Everything of significance owned by Aqseer has received a christening. There is Mango, Tangerine, Juno and more. A feminist at heart and by the power of pen, she loves Delhi, friends, a well cooked plate of mutton and curd with some whey please!

Today when she drives off in her Yellow Zen while in Delhi, sporting her black and white trademark gear, laptop over the shoulder and snack basket in hand, on way to intern with one truly remarkable Supreme Court Lawyer, very much the litigator in making, her mother sees instead the excited, tripping, scurrying toddler in her candy striped pyjamas.

That gal in the chrome wheels, hurtling down myriad flyovers, head nodding in sync with the little white daisy on the dashboard is Aqseer.

Tic, tic, tic, tic.

Our daughter Aqseer.

PS: This mother chickened out during Aqseer’s first bout in the Boxing Ring. She dropped her off and raced home to google, ”Boxing: how dangerous a sport?!”


Shashi Nayagam said...

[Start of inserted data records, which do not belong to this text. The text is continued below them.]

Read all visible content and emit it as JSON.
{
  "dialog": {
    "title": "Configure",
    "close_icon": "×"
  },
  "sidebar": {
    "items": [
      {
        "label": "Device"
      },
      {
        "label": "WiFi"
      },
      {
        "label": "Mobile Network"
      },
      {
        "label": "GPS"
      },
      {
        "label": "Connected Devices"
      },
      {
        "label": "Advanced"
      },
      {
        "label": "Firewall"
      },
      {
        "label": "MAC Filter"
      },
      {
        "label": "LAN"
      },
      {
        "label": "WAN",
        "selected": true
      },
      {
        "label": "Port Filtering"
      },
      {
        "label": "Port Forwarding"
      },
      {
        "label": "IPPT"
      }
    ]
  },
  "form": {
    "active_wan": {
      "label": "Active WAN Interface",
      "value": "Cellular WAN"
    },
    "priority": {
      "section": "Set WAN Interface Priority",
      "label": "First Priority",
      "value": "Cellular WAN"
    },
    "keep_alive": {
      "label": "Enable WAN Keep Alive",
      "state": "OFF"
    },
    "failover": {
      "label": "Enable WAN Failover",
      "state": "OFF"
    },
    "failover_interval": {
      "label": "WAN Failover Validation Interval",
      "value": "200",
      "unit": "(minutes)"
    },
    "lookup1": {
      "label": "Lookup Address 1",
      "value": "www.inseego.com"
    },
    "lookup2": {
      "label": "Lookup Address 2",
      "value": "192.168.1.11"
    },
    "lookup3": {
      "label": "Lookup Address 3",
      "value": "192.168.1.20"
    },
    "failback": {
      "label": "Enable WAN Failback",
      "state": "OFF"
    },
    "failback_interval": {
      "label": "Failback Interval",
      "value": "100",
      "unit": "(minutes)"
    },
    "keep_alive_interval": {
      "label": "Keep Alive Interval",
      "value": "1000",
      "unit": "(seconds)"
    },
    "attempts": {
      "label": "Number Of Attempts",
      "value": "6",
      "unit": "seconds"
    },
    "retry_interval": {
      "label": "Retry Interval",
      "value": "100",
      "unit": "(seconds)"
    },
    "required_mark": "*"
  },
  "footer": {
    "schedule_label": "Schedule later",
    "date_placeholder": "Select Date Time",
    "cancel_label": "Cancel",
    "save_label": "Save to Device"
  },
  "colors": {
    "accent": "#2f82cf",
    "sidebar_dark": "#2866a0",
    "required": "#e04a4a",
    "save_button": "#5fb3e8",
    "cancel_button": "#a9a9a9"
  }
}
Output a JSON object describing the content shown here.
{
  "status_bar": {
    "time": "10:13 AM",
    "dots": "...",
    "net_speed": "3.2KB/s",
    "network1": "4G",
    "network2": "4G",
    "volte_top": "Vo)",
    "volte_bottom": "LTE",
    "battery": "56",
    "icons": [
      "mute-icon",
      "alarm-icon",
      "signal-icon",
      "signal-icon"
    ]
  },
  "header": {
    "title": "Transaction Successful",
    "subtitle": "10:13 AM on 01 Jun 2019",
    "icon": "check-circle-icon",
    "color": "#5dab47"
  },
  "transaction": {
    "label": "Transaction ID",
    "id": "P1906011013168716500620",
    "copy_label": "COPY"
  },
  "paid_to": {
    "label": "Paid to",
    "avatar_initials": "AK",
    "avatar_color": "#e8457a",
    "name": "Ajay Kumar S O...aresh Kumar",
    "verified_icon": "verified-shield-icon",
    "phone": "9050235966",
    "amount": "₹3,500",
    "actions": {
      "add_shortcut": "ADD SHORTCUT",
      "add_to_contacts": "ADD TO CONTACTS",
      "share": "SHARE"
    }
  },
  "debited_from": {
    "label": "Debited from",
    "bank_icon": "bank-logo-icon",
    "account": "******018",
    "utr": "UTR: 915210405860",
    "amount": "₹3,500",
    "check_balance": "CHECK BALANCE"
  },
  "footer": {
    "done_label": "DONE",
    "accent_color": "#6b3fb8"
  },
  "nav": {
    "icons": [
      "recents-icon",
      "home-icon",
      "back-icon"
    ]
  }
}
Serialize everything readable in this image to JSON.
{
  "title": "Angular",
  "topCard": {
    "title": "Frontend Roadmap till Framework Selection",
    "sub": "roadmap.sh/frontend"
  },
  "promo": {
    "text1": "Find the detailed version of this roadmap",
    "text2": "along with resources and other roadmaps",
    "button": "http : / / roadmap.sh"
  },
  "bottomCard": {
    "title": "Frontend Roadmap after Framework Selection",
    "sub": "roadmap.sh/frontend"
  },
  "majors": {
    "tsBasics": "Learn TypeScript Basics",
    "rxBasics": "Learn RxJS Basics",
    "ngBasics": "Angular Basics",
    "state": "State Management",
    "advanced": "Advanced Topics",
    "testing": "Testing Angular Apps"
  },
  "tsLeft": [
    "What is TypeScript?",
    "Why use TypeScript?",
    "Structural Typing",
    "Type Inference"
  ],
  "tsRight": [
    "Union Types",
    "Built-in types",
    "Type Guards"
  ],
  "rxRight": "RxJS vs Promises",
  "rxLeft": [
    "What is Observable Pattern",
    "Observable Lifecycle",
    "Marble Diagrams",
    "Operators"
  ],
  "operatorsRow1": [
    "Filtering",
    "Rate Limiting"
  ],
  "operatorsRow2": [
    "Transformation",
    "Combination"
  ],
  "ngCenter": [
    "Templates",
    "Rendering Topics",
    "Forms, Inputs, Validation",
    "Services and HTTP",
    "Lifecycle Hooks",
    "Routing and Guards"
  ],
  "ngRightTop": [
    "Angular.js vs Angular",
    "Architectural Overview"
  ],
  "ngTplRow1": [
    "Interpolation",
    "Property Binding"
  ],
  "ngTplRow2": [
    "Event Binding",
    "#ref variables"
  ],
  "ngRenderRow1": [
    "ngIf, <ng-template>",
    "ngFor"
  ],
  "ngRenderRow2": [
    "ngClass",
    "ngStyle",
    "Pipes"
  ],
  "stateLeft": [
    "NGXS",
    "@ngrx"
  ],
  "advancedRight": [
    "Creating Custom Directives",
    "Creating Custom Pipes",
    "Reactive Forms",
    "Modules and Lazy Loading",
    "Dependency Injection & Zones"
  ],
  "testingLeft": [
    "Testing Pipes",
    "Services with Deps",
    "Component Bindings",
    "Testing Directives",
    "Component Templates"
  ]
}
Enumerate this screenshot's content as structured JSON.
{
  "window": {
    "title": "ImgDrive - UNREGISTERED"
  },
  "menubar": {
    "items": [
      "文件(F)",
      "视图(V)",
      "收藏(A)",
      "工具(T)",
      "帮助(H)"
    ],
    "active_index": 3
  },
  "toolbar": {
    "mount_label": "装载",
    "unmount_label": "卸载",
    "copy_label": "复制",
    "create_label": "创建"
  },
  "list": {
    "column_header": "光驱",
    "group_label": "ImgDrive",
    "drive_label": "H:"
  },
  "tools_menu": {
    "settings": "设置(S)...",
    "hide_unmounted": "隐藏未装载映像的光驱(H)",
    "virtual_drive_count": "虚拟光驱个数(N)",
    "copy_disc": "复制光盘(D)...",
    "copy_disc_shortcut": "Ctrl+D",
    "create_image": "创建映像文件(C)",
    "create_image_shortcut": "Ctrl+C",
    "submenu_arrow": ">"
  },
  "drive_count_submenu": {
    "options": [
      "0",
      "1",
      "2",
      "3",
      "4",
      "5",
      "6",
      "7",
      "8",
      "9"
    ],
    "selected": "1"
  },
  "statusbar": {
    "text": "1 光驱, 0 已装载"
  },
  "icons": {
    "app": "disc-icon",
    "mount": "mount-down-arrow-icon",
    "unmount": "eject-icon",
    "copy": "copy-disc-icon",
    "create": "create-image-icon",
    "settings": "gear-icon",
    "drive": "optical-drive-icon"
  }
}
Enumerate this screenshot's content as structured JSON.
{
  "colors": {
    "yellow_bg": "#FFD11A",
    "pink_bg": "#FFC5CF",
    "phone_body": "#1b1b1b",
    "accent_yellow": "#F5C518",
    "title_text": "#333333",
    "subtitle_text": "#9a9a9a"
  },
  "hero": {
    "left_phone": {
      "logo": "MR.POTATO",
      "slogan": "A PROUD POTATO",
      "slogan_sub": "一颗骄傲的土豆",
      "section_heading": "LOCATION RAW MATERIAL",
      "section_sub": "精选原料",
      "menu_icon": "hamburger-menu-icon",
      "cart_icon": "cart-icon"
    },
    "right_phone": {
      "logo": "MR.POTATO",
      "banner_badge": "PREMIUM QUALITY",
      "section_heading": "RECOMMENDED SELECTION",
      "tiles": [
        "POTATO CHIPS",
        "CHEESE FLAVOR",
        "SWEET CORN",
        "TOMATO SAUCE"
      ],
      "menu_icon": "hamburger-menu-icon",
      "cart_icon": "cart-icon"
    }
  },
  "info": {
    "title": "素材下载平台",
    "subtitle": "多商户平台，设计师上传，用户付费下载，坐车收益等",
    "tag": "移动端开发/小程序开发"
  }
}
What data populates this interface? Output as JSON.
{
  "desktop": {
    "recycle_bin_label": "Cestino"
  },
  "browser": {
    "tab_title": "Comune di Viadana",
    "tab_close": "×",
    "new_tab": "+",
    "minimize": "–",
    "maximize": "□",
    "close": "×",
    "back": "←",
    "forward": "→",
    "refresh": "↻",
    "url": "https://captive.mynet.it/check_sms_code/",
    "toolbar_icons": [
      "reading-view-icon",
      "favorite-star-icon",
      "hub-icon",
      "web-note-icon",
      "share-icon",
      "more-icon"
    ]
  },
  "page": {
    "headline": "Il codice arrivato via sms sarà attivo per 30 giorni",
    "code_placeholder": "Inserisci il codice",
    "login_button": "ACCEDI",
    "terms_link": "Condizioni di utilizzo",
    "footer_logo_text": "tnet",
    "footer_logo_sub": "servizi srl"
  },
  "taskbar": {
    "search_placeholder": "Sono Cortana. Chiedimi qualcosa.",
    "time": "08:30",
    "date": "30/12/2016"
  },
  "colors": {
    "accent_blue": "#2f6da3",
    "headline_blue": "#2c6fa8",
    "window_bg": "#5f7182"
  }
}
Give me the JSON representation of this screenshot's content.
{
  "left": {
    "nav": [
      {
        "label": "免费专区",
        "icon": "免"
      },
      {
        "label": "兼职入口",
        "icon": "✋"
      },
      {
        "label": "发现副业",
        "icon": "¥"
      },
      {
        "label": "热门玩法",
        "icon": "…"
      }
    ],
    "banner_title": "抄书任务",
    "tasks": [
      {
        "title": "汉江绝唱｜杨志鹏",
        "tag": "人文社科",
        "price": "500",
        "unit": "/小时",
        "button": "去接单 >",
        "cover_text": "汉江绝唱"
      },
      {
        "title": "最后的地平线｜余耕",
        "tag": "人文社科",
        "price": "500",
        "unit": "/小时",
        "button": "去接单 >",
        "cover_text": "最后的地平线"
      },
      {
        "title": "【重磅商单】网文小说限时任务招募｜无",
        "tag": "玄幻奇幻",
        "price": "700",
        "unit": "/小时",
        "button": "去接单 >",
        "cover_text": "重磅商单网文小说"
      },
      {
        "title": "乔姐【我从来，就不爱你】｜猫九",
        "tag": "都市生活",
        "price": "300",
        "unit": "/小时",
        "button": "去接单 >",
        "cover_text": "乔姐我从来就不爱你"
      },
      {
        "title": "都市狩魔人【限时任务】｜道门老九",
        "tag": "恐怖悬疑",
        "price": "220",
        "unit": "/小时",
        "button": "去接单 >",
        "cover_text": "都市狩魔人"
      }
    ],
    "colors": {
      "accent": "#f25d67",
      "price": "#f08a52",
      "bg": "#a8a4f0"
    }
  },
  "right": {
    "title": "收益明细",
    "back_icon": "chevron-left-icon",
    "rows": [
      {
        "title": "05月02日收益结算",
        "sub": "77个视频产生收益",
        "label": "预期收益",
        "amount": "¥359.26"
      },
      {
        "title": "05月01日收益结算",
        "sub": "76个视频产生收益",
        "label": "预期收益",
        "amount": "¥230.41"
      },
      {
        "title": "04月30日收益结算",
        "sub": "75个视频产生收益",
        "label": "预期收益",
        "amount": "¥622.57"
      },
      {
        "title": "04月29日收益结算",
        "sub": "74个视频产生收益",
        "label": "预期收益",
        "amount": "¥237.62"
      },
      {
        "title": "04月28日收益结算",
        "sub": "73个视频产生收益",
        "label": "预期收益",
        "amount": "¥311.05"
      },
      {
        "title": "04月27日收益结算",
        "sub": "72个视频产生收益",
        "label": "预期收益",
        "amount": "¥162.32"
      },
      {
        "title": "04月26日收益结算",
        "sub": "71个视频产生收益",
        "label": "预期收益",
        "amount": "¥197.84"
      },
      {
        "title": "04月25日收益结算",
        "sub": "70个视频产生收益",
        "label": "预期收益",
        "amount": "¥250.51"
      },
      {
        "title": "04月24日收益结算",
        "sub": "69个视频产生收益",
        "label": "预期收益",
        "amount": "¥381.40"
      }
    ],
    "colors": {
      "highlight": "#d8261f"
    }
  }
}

I can see how proud you are of her. You have created a wonderful individual.Wishing her all the best in future endeavours.

Kartik said...

I love your blog!

Wonderful stories of Aqseer here. I did not know the circumstances surrounding her birth.

Sweet memories came up for me, too. Of little Aqseer running around at the place in Adampur.

She's come a long way, indeed.

Kartik said...

PS - Hilarious moments here - the Johnson Baby Soap, and of course you googling boxing.

Tell me - who, or should I say what, are Mango, Tangerine and Juno? My curiosity is piqued.

Honey Sangha said...

Mango is her Yellow colored Zen car.

Tangerine is the little nodding daisy on the car dashboard.

Juno is her Pulsar bike.

I am sure she has a name for the SLR as well, not knowing yet....

Ayush said...

It's Zoom aunty (the camera i.e.), beautiful beautiful post is all I can say.

Honey Sangha said...

I am new to this Ayush and think I responded at "no reply" to your comment. Thank you for reading.